The recent announcement that Jerry Brown is studying "fracking" in California, suggests that our governor may be waking up to the long-term reality facing our state. It demonstrates that, despite the almost embarrassing praise from East Coast media about his energy and green policies, Brown likely knows full well that the state's current course, to use the most overused term, is simply not politically and economically sustainable.
The modern megacity may have been largely an invention of the West, but it’s increasingly to be found largely in the East. The seven largest megacities (defined as areas of continuous urban development of over 10 million people) are located in Asia, based on a roundup of the latest population data released last month by Wendell Cox’s Demographia.
America’s urban landscape is changing, but in ways not always predicted or much admired by our media, planners, and pundits. The real trend-setters of the future—judged by both population and job growth—are not in the oft-praised great “legacy” cities like New York, Chicago, or San Francisco, but a crop of newer, more sprawling urban regions primarily located in the Sun Belt and, surprisingly, the resurgent Great Plains.
Conservatives often fret that Barack Obama is leading the nation toward socialism. In my mind, that's an insult to socialism, which, in theory, at least, seeks to uplift the lower classes through greater prosperity. In contrast, the current administration and its core of wealthy supporters are more reminiscent of British Tories, the longtime defenders of hereditary privilege, a hierarchical social order and slow-paced economic change.
Marissa Mayer’s pronunciamento banning home-based work at Yahoo reflects a great dilemma facing companies and our country over the coming decade. Forget for a minute the amazing hubris of a rich, glamorous CEO, with a nursery specially built next to her office, ordering less well-compensated parents to trudge back to the office, leaving their less important offspring in daycare or in the hands of nannies.
One of the most fascinating aspects of Barack Obama's presidency stems not so much from his racial background, but his status as America's first clearly post-European, anti-colonialist leader.
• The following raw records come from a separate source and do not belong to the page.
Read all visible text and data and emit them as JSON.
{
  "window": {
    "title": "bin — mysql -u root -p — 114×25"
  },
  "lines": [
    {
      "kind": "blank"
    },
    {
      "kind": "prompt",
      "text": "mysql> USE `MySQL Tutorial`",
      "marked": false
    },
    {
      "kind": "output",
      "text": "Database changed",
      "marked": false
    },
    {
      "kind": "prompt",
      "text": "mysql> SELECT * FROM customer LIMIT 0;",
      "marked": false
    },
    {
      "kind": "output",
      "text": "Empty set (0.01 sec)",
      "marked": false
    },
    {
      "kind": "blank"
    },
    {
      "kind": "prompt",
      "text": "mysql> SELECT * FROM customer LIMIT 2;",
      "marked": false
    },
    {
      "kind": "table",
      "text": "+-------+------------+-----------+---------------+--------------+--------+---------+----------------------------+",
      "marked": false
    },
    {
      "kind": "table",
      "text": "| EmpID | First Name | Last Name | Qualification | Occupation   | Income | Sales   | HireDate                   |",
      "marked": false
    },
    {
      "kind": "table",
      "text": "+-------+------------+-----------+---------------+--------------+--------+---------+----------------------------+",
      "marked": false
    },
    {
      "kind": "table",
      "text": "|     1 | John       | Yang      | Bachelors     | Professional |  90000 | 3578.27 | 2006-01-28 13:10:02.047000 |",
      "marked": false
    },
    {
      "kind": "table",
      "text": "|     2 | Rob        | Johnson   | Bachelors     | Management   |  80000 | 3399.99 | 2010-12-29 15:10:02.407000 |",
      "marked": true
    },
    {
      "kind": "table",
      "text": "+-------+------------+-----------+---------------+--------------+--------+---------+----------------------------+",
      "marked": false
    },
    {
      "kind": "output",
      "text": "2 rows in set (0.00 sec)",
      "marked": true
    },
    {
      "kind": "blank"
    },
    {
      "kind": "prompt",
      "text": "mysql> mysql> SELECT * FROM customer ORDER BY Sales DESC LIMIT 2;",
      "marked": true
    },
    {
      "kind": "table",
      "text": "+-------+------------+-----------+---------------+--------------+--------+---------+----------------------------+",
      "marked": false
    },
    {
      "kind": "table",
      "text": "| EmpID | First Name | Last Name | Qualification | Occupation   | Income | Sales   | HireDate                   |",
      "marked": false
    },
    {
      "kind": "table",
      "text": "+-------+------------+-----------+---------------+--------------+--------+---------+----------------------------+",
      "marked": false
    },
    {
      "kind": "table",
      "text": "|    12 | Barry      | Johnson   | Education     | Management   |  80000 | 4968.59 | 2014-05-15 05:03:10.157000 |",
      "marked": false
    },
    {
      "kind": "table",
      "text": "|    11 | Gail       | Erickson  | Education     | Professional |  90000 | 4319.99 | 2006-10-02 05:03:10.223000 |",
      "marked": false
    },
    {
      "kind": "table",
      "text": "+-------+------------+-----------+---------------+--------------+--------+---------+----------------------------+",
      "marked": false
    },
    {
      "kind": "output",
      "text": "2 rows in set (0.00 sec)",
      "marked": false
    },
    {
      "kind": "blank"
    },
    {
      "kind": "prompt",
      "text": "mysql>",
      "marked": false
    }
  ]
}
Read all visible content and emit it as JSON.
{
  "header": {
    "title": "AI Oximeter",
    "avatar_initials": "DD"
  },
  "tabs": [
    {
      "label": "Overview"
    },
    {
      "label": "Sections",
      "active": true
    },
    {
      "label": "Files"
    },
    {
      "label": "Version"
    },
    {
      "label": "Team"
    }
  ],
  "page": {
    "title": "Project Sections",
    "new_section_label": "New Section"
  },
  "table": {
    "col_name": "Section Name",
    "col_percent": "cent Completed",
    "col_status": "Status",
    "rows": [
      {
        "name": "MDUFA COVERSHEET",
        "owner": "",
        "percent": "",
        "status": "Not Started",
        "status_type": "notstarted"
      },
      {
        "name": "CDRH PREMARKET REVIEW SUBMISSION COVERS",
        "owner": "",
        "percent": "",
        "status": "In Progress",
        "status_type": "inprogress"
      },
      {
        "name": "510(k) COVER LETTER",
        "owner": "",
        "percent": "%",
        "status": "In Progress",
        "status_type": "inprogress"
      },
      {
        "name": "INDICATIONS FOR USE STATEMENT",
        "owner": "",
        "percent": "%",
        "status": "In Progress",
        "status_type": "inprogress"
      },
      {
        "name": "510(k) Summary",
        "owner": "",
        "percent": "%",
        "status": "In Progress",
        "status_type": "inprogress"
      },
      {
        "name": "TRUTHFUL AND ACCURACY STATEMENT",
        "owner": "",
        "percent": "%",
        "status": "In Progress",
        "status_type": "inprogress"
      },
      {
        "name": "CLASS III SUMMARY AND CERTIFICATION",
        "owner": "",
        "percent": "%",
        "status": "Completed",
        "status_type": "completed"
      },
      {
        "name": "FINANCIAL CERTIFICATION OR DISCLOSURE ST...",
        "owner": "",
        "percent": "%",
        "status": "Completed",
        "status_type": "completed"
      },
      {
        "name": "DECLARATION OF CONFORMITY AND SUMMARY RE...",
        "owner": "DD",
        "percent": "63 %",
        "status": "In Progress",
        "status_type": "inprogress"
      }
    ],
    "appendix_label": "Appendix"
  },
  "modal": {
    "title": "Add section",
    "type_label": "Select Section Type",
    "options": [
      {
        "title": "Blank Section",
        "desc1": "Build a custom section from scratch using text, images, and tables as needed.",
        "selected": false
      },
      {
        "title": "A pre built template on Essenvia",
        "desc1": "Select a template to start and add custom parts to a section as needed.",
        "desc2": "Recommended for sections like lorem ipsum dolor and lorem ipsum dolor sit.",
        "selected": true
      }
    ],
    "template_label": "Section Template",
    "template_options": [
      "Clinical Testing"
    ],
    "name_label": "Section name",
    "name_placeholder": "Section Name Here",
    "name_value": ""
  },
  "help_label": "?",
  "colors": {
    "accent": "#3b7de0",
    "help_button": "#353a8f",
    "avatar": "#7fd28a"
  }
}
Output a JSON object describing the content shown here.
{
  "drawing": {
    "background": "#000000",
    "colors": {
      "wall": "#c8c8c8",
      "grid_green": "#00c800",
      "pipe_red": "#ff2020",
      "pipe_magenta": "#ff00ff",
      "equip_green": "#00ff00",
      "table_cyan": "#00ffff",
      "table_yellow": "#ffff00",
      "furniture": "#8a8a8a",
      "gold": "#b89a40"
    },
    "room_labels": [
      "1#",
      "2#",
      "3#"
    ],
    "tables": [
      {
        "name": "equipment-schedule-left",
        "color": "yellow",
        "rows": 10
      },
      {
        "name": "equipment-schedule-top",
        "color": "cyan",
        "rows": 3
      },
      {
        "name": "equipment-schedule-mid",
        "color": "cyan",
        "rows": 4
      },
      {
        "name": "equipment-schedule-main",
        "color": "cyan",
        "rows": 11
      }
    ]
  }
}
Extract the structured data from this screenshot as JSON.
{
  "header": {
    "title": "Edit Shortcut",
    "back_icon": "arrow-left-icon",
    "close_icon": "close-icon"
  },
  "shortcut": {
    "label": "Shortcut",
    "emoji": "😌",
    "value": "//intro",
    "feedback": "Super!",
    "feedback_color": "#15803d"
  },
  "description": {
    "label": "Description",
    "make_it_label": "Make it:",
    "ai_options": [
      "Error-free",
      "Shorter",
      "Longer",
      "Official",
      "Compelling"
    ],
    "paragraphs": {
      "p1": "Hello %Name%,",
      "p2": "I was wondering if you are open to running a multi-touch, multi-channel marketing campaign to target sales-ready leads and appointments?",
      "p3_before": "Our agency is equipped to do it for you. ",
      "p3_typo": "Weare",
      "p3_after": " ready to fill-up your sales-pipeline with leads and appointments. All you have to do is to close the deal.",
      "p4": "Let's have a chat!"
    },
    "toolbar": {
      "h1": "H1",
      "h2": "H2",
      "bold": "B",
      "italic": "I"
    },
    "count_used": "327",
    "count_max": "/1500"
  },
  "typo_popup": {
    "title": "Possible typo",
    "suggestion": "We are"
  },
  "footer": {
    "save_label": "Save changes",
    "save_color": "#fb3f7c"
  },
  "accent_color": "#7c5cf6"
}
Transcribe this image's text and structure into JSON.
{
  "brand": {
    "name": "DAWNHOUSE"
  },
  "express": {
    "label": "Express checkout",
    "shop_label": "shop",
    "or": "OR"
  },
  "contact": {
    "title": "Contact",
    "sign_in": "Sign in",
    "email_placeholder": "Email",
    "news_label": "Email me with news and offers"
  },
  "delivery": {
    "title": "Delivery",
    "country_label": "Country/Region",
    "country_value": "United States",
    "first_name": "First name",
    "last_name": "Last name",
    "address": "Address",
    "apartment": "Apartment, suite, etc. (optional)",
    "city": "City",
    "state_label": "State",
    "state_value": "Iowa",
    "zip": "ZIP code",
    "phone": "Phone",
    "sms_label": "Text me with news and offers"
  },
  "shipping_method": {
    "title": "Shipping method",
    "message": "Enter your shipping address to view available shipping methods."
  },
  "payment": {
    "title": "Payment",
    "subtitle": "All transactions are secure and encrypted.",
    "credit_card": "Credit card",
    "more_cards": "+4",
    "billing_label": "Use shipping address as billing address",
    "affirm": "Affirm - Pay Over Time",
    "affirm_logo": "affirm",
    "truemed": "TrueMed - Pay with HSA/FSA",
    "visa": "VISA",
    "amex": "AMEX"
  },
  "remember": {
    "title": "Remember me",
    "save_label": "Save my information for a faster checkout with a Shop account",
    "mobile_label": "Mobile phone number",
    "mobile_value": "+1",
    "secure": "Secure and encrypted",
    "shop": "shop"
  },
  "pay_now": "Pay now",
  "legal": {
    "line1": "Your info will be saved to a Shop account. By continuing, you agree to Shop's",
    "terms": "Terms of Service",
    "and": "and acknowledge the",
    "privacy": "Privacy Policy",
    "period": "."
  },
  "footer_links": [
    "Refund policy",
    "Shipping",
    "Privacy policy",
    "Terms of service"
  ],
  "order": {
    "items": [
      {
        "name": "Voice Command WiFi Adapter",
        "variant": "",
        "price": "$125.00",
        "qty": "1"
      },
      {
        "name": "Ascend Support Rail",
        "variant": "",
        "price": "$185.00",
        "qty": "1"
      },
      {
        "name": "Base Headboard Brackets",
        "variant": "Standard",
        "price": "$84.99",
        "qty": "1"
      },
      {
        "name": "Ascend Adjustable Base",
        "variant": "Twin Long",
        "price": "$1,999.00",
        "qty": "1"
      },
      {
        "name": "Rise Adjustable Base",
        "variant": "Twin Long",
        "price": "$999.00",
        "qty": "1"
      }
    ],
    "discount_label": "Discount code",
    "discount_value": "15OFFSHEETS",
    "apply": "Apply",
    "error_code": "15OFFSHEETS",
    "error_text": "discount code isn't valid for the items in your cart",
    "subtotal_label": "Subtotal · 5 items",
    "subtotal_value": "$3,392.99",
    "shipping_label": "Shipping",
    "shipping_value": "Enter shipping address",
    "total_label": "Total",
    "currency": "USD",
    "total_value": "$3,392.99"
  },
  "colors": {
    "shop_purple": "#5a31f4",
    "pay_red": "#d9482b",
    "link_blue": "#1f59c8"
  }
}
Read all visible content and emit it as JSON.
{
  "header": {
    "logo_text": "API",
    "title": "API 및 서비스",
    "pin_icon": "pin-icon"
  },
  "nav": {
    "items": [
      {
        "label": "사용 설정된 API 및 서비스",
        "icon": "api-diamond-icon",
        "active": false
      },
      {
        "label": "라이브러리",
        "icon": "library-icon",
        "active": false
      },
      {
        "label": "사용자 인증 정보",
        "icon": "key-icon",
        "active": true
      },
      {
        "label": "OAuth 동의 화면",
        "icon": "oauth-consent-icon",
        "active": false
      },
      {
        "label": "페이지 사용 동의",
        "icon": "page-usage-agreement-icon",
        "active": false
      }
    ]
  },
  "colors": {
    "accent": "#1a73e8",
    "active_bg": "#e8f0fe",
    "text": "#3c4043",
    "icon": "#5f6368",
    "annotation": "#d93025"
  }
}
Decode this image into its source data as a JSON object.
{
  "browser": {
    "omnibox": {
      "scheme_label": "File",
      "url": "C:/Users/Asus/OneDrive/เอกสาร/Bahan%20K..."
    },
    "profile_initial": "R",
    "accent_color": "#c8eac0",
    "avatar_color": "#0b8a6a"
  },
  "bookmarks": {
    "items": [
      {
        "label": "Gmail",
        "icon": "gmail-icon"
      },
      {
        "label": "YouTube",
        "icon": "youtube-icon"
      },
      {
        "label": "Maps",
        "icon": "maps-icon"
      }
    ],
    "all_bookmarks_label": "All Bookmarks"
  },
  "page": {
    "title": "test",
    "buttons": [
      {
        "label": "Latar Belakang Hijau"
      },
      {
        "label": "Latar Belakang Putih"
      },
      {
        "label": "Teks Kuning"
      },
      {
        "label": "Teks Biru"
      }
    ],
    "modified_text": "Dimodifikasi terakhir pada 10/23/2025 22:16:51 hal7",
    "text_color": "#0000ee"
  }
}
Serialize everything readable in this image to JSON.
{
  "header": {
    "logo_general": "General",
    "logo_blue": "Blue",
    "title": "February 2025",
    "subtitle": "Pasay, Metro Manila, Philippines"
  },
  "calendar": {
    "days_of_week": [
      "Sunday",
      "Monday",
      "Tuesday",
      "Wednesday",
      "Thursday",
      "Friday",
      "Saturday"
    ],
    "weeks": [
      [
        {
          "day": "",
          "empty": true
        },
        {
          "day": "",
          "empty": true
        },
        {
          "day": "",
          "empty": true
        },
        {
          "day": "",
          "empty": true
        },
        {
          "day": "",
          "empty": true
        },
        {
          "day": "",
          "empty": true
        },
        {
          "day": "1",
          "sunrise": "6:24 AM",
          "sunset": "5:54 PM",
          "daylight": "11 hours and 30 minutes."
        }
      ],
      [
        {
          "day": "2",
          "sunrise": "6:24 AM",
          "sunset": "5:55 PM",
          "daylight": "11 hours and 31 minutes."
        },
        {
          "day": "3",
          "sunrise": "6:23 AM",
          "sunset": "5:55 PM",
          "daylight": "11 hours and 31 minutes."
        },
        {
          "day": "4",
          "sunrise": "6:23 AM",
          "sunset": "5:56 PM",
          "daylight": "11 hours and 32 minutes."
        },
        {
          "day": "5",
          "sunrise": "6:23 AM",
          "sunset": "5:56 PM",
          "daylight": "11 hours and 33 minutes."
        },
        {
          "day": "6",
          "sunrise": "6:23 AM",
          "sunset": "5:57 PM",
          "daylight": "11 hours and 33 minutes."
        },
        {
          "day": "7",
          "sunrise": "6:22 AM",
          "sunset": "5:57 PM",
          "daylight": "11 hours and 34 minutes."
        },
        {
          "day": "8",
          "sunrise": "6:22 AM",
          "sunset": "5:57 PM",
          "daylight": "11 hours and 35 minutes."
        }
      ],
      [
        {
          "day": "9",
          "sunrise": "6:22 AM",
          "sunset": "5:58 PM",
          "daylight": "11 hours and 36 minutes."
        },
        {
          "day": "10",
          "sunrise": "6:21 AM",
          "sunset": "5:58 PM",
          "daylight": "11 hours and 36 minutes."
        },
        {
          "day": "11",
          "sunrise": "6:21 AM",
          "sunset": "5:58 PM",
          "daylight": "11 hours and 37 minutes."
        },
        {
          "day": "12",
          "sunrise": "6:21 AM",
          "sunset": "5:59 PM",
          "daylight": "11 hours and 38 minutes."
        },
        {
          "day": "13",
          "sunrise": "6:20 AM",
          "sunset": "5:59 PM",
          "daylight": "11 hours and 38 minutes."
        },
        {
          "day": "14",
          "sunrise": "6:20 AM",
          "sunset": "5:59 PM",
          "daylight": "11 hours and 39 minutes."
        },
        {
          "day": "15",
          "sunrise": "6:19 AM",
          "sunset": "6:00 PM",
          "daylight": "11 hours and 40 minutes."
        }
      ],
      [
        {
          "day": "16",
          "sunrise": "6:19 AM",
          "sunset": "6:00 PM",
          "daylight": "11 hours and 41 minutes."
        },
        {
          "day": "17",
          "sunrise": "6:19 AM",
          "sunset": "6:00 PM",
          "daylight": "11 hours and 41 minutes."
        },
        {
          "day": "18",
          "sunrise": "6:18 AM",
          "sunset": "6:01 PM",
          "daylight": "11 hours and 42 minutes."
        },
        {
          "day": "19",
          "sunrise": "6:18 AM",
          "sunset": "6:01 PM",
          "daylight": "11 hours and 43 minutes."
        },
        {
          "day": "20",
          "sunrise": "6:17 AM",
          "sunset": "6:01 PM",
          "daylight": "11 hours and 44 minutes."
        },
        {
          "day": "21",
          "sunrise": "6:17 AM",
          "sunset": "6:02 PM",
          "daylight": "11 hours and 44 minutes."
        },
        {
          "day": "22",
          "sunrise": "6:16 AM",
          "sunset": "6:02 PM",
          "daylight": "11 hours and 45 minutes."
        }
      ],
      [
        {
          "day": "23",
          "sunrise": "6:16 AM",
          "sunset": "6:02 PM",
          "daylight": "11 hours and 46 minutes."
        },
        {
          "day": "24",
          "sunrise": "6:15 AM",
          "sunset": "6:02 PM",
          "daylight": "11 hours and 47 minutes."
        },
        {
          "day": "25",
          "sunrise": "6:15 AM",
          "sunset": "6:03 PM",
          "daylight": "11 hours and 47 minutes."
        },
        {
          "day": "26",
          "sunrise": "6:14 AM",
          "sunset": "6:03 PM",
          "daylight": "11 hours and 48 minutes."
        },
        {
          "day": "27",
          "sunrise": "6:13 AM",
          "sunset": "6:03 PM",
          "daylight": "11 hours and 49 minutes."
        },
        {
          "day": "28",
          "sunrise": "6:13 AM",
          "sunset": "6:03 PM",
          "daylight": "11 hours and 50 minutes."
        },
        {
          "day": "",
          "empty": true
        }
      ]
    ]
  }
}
Yet, after announcing his historic "pivot" to vibrant Asia, the president, the son of an anti-British Kenyan activist, recently announced as his latest foreign policy initiative an economic alliance with, of all places, a declining, and increasingly decadent, Europe.
Among the most pervasive, and arguably pernicious, notions of the past decade has been that the “creative class” of the skilled, educated and hip would remake and revive American cities. The idea, packaged and peddled by consultant Richard Florida, had been that unlike spending public money to court Wall Street fat cats, corporate executives or other traditional elites, paying to appeal to the creative would truly trickle down, generating a widespread urban revival.
Something strange happened on the road to our much-celebrated post-industrial utopia. The real winners of the global economy have turned out to be not the creative types or the data junkies, but the material boys: countries, states and companies that have perfected the art of physical production in agriculture, energy and, remarkably, manufacturing.
In the wake of the 2012 presidential election, some political commentators have written political obituaries of the "red" or conservative-leaning states, envisioning a brave new world dominated by fashionably blue bastions in the Northeast or California. But political fortunes are notoriously fickle, while economic trends tend to be more enduring.
These trends point to a U.S. economic future dominated by four growth corridors that are generally less dense, more affordable, and markedly more conservative and pro-business: the Great Plains, the Intermountain West, the Third Coast (spanning the Gulf states from Texas to Florida), and the Southeastern industrial belt.
In recent years, the debate over immigration has been portrayed in large part as a battle between immigrant-tolerant blue states and regions and their less welcoming red counterparts. Yet increasingly, it appears that red states in the interior and the south may actually have more to gain from liberalized immigration than many blue state bastions.
Indeed an analysis of foreign born population by demographer Wendell Cox reveals that the fastest growth in the numbers of newcomers are actually in cities (metropolitan areas) not usually seen as immigrant hubs.
Sitting around a table at a hookah bar in New York’s East Village with three women and a gay man, all of them in their 20s and 30s and all resolved to remain childless, a few things quickly became clear: First, for many younger Americans and especially those in cities, having children is no longer an obvious or inevitable choice. Second, many of those opting for childlessness have legitimate, if perhaps selfish, reasons for their decision.